By the people, for the people: Town Hall meeting

On Wednesday, October 22, Chatham University hosted its third annual Town Hall meeting, where students had the opportunity to voice their concerns regarding a wide variety of campus issues.

Chatham Student Government Executive President Sarah Jugovic moderated the meeting, which was held in the Beckwith Auditorium in the Buhl Science Building.

In addition to asking questions at the meeting itself, Jugovic also carried a basket around with her in the hours leading up to the meeting, in which students could write questions on a piece paper and submit them to anonymously.  There was also a Twitter account to which students could submit questions.

At the meeting itself there were about 50 people including students, faculty, staff, and administration. This was different from past years, when the Town Hall meetings were exclusively for students.

The rationale behind including faculty, staff, and administration in the proceedings was to eliminated the “middle-man,” and make the lines of communication more direct between students and administration.

The meeting itself covered a broad variety of topics, but some of the most discussed topics had to do with Chatham University’s ongoing transition to coeducation and the changes that are occurring as a direct result of that transition.

One anonymous question spoke for a large portion of the student body when it voiced concerns about the recruitment of male athletes and whether or not it was disproportionate to the rest of the recruitment efforts.  In response, Amy Becher, Vice President of Enrollment, said that 20 percent of the current applicants for the 2015-2016 school year are men, and most of them are interested in Chatham for academic reasons, not sports.  To emphasize this point, she went on to say, “We’re targeting academics. We’re targeting regionally. We’re targeting music and arts.”

In fact, Becher pointed out that the first deposit from a male student was from a young man from Fox Chapel School District with a 4.0 G.P.A who is interested in social work, which elicited a cheer from the social work majors in the audience.

Another big question was whether or not current sports teams, like the tennis team, were cut to make room for men’s sports, in accordance with Title IX, which prohibits discrimination based on sex.  However Dean Zauyah Waite, Vice President for Student Affairs and Dean of Students assured students that this was not the case, explaining that Title IX says nothing about the number of sports teams, but rather its specifications are based on enrollment.

In regards to if the tennis team would be re-instated soon, Waite said, “Not in the near future, at this point in time…[but] we’re always looking for interest.”

Chatham University President Esther Barazzone then spoke up saying, “There’s something underlying these questions that needs to be addressed…anything that is cut is not cut to make room for men.”  Rather, she explained that the transition is meant to “enrich the experience for everyone.”

At this point in the meeting, Jugovic had the various Deans stand up and introduce themselves, including Darlene Motley, Dean of the College of Arts and Sciences and the College for Women; and William Lenz, Dean of Undergraduate Innovation.

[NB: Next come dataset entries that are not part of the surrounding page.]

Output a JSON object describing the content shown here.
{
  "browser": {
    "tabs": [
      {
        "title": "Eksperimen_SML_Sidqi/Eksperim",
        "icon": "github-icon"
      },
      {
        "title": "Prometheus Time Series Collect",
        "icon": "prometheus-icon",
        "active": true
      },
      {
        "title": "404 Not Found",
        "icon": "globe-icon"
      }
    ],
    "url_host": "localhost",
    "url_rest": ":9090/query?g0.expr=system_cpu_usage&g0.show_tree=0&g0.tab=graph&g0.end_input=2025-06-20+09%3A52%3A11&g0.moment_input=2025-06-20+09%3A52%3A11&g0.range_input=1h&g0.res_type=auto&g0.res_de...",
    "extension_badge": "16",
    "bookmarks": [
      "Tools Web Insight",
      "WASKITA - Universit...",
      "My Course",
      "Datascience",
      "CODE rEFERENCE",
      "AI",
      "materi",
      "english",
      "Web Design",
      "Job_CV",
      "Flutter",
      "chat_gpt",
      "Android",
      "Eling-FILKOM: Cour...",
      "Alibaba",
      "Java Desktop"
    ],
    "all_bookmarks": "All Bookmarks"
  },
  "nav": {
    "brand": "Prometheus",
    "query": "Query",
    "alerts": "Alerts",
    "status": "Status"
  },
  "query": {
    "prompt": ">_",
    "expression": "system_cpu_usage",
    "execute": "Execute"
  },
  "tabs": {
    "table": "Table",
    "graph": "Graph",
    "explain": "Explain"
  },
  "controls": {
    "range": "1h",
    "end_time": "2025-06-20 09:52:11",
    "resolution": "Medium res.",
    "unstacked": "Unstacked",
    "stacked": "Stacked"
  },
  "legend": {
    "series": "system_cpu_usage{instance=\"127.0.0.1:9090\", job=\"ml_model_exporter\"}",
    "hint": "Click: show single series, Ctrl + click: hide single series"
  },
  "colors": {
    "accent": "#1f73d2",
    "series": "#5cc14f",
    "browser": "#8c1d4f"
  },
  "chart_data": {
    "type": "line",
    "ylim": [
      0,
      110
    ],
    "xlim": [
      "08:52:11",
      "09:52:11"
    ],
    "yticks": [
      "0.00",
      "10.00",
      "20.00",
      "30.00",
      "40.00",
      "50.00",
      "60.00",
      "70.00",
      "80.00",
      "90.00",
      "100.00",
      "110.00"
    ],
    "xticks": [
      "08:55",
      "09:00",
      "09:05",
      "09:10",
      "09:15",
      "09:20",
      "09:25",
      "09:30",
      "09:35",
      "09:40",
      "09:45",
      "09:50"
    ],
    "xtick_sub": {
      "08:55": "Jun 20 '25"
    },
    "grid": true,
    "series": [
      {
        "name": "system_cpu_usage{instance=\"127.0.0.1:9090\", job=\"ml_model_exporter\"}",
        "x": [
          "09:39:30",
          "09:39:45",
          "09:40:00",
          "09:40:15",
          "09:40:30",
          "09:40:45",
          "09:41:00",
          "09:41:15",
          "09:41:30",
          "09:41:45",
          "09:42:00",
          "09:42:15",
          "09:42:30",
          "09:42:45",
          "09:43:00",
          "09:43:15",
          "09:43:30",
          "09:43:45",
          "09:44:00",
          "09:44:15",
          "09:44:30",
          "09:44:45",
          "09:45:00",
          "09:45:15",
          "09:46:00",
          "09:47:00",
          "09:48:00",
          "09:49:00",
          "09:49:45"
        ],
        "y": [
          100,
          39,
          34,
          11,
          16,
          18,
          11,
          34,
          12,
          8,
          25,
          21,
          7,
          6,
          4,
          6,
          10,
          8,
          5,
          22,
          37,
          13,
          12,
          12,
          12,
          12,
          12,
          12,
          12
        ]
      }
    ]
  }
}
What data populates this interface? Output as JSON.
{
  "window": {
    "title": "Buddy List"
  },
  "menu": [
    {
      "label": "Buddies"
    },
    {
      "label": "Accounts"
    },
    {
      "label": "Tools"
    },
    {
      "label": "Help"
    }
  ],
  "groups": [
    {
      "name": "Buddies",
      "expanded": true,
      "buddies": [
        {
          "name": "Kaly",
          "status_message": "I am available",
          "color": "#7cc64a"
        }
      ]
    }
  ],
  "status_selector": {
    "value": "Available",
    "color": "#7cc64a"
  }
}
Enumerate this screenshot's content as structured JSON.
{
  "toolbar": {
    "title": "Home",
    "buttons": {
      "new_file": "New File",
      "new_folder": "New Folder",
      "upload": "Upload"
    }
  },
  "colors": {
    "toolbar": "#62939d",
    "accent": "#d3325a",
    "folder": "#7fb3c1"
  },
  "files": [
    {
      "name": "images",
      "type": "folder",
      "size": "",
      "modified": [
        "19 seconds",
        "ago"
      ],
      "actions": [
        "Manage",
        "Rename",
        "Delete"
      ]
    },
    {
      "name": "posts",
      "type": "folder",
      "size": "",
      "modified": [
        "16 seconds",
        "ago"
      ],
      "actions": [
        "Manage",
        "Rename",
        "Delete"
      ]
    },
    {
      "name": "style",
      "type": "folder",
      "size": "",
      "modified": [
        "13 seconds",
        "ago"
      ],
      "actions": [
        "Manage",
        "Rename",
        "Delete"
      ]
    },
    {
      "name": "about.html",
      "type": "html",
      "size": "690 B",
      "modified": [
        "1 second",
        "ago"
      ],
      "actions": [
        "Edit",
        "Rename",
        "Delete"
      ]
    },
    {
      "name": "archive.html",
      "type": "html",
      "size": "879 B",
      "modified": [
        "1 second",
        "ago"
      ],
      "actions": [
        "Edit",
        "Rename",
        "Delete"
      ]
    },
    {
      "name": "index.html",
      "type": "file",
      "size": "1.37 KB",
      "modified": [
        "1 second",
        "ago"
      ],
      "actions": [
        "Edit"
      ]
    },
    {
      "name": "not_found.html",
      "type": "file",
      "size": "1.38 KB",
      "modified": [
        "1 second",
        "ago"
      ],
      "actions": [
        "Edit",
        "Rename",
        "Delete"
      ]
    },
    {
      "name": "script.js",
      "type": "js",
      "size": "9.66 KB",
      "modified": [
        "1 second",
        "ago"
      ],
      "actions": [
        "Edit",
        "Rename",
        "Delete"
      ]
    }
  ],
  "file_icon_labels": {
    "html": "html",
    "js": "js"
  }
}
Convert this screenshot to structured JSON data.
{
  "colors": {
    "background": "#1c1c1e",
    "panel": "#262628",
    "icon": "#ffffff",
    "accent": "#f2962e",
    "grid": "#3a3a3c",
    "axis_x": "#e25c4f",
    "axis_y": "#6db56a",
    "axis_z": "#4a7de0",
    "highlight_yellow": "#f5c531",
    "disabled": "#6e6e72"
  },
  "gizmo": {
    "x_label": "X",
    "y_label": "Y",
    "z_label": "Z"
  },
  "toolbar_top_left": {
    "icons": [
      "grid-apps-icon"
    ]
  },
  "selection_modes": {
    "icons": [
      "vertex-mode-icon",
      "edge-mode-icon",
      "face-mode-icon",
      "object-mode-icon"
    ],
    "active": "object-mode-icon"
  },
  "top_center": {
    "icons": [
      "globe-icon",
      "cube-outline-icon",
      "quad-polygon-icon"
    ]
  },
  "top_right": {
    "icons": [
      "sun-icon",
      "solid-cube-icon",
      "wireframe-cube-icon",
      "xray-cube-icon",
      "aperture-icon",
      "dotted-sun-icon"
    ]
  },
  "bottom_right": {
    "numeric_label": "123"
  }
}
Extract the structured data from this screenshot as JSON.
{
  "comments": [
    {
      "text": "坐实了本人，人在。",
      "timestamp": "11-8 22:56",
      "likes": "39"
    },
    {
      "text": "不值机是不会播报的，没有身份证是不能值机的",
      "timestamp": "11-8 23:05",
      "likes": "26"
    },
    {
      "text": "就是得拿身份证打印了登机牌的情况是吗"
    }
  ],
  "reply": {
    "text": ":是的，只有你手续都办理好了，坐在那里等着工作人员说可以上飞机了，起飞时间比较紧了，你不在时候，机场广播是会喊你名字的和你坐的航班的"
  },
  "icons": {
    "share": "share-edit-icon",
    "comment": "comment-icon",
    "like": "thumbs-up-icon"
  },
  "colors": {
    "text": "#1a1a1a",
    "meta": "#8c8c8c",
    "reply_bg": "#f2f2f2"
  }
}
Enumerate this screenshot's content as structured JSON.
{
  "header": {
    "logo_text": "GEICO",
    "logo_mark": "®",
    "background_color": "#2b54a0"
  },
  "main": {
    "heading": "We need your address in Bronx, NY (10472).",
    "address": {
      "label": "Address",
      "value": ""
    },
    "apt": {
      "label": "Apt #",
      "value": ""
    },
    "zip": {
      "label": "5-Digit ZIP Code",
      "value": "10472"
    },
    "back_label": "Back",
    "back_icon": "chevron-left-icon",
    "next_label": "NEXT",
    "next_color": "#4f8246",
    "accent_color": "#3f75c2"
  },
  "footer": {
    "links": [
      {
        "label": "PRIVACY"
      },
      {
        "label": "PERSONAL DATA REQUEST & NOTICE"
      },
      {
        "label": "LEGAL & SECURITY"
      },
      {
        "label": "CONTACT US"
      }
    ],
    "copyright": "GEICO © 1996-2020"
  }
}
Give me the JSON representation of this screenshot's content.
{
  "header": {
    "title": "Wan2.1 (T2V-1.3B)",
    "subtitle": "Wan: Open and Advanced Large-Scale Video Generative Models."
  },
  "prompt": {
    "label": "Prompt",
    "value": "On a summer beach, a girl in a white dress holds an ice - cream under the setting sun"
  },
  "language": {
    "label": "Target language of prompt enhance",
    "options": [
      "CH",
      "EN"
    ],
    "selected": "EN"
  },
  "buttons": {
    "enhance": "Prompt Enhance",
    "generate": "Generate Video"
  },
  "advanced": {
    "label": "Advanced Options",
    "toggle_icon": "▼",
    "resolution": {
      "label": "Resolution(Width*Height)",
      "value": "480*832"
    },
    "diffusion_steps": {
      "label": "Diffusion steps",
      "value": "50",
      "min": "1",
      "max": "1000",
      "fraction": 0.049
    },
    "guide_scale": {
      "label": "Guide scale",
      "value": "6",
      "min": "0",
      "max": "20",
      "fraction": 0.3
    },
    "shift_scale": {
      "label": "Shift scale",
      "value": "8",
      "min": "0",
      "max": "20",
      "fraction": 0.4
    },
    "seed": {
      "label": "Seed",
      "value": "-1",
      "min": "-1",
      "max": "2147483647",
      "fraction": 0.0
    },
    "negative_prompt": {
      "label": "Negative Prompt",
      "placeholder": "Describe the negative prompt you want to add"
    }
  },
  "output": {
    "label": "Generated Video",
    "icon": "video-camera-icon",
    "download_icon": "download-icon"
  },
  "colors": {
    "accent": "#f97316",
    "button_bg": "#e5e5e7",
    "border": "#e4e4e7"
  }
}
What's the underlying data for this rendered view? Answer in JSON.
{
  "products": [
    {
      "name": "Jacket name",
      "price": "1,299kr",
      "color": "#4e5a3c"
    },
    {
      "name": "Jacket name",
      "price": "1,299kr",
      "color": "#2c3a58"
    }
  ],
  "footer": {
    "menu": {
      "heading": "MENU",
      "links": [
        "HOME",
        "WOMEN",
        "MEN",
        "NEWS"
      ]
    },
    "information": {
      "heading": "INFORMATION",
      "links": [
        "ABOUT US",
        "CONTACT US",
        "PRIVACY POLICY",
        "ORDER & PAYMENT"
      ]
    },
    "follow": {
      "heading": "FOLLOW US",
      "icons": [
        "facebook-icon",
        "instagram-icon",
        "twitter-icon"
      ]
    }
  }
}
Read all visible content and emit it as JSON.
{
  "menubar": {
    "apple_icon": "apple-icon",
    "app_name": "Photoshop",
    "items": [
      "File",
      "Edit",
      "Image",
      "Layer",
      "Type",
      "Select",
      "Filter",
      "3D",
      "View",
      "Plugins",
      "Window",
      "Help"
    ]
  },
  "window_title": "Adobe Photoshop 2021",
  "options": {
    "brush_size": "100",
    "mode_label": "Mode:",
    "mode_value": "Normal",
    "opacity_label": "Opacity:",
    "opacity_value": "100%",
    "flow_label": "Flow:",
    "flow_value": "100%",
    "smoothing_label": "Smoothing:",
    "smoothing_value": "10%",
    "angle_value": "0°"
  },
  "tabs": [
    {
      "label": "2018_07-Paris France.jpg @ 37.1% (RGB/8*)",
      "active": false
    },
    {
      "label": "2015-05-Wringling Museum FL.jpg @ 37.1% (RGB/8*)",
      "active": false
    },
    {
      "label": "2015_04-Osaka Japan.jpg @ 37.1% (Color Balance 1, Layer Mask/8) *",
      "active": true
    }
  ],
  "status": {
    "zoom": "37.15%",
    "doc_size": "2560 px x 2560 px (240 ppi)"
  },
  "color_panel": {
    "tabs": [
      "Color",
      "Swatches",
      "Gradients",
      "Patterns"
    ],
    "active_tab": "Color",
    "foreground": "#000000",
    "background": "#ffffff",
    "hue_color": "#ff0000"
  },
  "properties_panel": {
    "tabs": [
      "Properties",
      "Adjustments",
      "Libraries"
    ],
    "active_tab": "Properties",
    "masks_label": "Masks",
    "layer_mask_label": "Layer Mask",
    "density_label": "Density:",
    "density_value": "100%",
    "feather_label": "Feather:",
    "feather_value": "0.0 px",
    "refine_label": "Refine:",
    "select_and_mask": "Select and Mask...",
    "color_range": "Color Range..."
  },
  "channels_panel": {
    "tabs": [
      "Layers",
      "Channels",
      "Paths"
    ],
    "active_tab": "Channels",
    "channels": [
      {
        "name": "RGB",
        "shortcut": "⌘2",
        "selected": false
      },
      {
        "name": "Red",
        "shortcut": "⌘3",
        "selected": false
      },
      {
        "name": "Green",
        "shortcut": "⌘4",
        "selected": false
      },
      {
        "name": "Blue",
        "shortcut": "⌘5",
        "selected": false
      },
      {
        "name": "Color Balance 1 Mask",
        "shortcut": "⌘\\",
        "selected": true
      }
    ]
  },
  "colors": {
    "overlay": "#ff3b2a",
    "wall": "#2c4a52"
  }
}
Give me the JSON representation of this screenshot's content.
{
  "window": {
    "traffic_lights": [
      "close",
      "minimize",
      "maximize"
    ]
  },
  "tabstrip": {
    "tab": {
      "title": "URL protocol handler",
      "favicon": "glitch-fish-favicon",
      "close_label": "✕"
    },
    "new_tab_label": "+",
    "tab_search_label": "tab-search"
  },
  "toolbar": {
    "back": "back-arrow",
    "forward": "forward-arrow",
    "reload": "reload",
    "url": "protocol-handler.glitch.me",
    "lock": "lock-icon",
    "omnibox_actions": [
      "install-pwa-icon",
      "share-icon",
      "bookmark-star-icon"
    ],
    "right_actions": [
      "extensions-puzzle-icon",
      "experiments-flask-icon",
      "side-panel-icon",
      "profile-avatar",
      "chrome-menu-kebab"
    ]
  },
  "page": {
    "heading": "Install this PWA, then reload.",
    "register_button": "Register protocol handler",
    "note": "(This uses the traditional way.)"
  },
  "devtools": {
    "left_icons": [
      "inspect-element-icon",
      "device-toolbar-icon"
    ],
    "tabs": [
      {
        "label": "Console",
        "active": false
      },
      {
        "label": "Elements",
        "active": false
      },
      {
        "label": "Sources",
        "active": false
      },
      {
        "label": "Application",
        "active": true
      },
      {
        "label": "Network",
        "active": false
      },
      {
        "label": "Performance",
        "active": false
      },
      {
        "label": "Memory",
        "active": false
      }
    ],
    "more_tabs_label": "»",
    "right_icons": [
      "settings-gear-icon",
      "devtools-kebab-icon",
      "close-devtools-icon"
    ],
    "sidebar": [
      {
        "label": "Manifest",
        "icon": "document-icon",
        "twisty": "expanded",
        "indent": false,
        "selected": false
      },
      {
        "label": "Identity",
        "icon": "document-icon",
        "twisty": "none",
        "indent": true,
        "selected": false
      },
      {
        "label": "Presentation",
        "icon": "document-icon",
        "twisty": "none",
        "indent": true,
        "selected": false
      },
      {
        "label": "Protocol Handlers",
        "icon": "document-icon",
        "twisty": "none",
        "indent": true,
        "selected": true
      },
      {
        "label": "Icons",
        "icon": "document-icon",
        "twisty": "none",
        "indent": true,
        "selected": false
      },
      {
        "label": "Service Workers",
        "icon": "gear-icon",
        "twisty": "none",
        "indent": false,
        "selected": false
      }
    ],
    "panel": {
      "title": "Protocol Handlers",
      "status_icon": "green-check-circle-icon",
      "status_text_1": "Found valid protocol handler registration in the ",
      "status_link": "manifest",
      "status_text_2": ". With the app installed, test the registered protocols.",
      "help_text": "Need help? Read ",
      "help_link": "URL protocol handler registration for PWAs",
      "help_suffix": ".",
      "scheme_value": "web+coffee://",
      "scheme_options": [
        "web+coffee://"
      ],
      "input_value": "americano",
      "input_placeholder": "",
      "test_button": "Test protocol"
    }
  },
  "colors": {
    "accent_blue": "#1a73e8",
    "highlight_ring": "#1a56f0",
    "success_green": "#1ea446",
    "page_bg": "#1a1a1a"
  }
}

Lenz spoke to the issue of the transition by saying that they had been, “meeting and talking about a number of issues that will have an impact on what happens next fall,” including general education requirements, tutorial and internship structure, professional development, and technology.  He also said that they would involve students more directly later in the process.

A concern of Alex Waasdorp, Class of 2018 President, was whether or not class sizes would remain small, but Motley allayed her worry when she said, “When you get more students, you get more professors,…classes, and resources.”

This led to a conversation about Chatham’s historic focus on liberal arts, with Lenz saying, “I can promise you the liberal arts are there–alive and well,” although he also said that it may not look quite the same as it has in the past.

Lenz went on to say, “We’re starting from ground zero–what should a meaningful Chatham College Undergraduate experience be?”

Merissa Clark then voiced her concerns that, “small majors where one professor teaches the whole curriculum,” are being neglected, and required classes are not being offered, to which Lenz responded that they would be conducting a “curriculum audit” to see where the various majors are falling short.

To close the meeting, administration once again asserted that the transition is a success, citing the fact that applications from the 2015-2016 school year are up 290 percent.  Through marketing efforts, including increased campus tours, they are “busting the myth” that surrounds Chatham, Becher said.

Jugovic also pointed out that people can still email or tweet the Chatham Student Government with questions and that information from the Town Hall meeting will be dispersed.